▶ RECORDS SHOWN

============================================================

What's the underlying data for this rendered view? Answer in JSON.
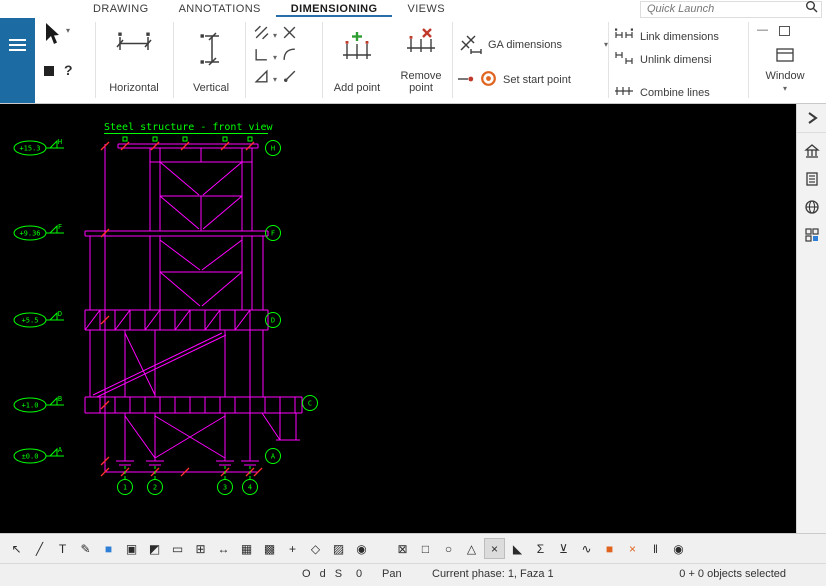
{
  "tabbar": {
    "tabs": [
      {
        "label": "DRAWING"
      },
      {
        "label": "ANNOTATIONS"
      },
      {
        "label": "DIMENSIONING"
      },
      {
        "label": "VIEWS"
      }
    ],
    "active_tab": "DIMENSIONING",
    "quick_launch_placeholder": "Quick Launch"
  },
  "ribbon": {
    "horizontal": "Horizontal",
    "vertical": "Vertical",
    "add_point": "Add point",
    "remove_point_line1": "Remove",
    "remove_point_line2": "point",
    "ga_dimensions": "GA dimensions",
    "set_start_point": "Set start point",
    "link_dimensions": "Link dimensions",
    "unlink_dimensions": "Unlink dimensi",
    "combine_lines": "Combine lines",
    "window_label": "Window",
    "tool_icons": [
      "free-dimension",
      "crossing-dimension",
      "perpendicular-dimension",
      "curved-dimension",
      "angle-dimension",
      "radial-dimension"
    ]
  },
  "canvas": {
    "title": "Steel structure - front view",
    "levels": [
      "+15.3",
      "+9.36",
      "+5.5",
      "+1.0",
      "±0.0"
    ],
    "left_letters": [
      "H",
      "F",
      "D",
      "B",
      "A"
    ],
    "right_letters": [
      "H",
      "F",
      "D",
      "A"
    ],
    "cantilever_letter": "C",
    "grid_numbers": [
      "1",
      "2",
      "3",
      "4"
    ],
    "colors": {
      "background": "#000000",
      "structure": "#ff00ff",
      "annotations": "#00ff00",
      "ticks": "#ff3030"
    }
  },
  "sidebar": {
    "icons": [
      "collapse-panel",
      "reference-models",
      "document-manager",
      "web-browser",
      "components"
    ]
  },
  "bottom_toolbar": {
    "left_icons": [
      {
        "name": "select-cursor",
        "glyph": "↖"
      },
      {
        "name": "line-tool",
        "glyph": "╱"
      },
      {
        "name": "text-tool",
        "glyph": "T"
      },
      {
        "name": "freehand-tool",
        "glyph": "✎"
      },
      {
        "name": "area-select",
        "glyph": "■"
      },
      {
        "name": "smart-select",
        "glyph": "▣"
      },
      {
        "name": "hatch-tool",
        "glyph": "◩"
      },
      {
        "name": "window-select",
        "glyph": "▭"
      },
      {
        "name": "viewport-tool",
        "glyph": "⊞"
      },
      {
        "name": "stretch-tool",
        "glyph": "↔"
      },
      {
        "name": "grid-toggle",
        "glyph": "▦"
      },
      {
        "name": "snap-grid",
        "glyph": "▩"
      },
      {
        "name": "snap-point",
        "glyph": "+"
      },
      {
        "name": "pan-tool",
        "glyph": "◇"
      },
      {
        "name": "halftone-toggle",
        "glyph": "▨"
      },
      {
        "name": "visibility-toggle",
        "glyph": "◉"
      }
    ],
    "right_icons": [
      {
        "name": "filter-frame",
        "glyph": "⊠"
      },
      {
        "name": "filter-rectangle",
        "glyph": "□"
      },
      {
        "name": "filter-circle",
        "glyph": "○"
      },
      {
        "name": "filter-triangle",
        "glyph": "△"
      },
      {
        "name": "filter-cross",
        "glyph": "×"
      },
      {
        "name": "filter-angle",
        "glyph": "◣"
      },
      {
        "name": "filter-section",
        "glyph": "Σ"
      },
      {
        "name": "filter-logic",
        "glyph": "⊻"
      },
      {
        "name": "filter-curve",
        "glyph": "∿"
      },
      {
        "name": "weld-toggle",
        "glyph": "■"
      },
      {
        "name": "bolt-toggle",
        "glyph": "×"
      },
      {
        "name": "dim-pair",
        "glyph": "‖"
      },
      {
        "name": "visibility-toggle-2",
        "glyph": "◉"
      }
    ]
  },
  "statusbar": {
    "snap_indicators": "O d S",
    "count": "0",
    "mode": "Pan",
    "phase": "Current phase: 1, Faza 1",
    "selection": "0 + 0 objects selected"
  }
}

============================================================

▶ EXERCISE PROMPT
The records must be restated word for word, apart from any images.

▶ ANSWER TO THIS TASK
What's the underlying data for this rendered view? Answer in JSON.
{
  "tabbar": {
    "tabs": [
      {
        "label": "DRAWING"
      },
      {
        "label": "ANNOTATIONS"
      },
      {
        "label": "DIMENSIONING"
      },
      {
        "label": "VIEWS"
      }
    ],
    "active_tab": "DIMENSIONING",
    "quick_launch_placeholder": "Quick Launch"
  },
  "ribbon": {
    "horizontal": "Horizontal",
    "vertical": "Vertical",
    "add_point": "Add point",
    "remove_point_line1": "Remove",
    "remove_point_line2": "point",
    "ga_dimensions": "GA dimensions",
    "set_start_point": "Set start point",
    "link_dimensions": "Link dimensions",
    "unlink_dimensions": "Unlink dimensi",
    "combine_lines": "Combine lines",
    "window_label": "Window",
    "tool_icons": [
      "free-dimension",
      "crossing-dimension",
      "perpendicular-dimension",
      "curved-dimension",
      "angle-dimension",
      "radial-dimension"
    ]
  },
  "canvas": {
    "title": "Steel structure - front view",
    "levels": [
      "+15.3",
      "+9.36",
      "+5.5",
      "+1.0",
      "±0.0"
    ],
    "left_letters": [
      "H",
      "F",
      "D",
      "B",
      "A"
    ],
    "right_letters": [
      "H",
      "F",
      "D",
      "A"
    ],
    "cantilever_letter": "C",
    "grid_numbers": [
      "1",
      "2",
      "3",
      "4"
    ],
    "colors": {
      "background": "#000000",
      "structure": "#ff00ff",
      "annotations": "#00ff00",
      "ticks": "#ff3030"
    }
  },
  "sidebar": {
    "icons": [
      "collapse-panel",
      "reference-models",
      "document-manager",
      "web-browser",
      "components"
    ]
  },
  "bottom_toolbar": {
    "left_icons": [
      {
        "name": "select-cursor",
        "glyph": "↖"
      },
      {
        "name": "line-tool",
        "glyph": "╱"
      },
      {
        "name": "text-tool",
        "glyph": "T"
      },
      {
        "name": "freehand-tool",
        "glyph": "✎"
      },
      {
        "name": "area-select",
        "glyph": "■"
      },
      {
        "name": "smart-select",
        "glyph": "▣"
      },
      {
        "name": "hatch-tool",
        "glyph": "◩"
      },
      {
        "name": "window-select",
        "glyph": "▭"
      },
      {
        "name": "viewport-tool",
        "glyph": "⊞"
      },
      {
        "name": "stretch-tool",
        "glyph": "↔"
      },
      {
        "name": "grid-toggle",
        "glyph": "▦"
      },
      {
        "name": "snap-grid",
        "glyph": "▩"
      },
      {
        "name": "snap-point",
        "glyph": "+"
      },
      {
        "name": "pan-tool",
        "glyph": "◇"
      },
      {
        "name": "halftone-toggle",
        "glyph": "▨"
      },
      {
        "name": "visibility-toggle",
        "glyph": "◉"
      }
    ],
    "right_icons": [
      {
        "name": "filter-frame",
        "glyph": "⊠"
      },
      {
        "name": "filter-rectangle",
        "glyph": "□"
      },
      {
        "name": "filter-circle",
        "glyph": "○"
      },
      {
        "name": "filter-triangle",
        "glyph": "△"
      },
      {
        "name": "filter-cross",
        "glyph": "×"
      },
      {
        "name": "filter-angle",
        "glyph": "◣"
      },
      {
        "name": "filter-section",
        "glyph": "Σ"
      },
      {
        "name": "filter-logic",
        "glyph": "⊻"
      },
      {
        "name": "filter-curve",
        "glyph": "∿"
      },
      {
        "name": "weld-toggle",
        "glyph": "■"
      },
      {
        "name": "bolt-toggle",
        "glyph": "×"
      },
      {
        "name": "dim-pair",
        "glyph": "‖"
      },
      {
        "name": "visibility-toggle-2",
        "glyph": "◉"
      }
    ]
  },
  "statusbar": {
    "snap_indicators": "O d S",
    "count": "0",
    "mode": "Pan",
    "phase": "Current phase: 1, Faza 1",
    "selection": "0 + 0 objects selected"
  }
}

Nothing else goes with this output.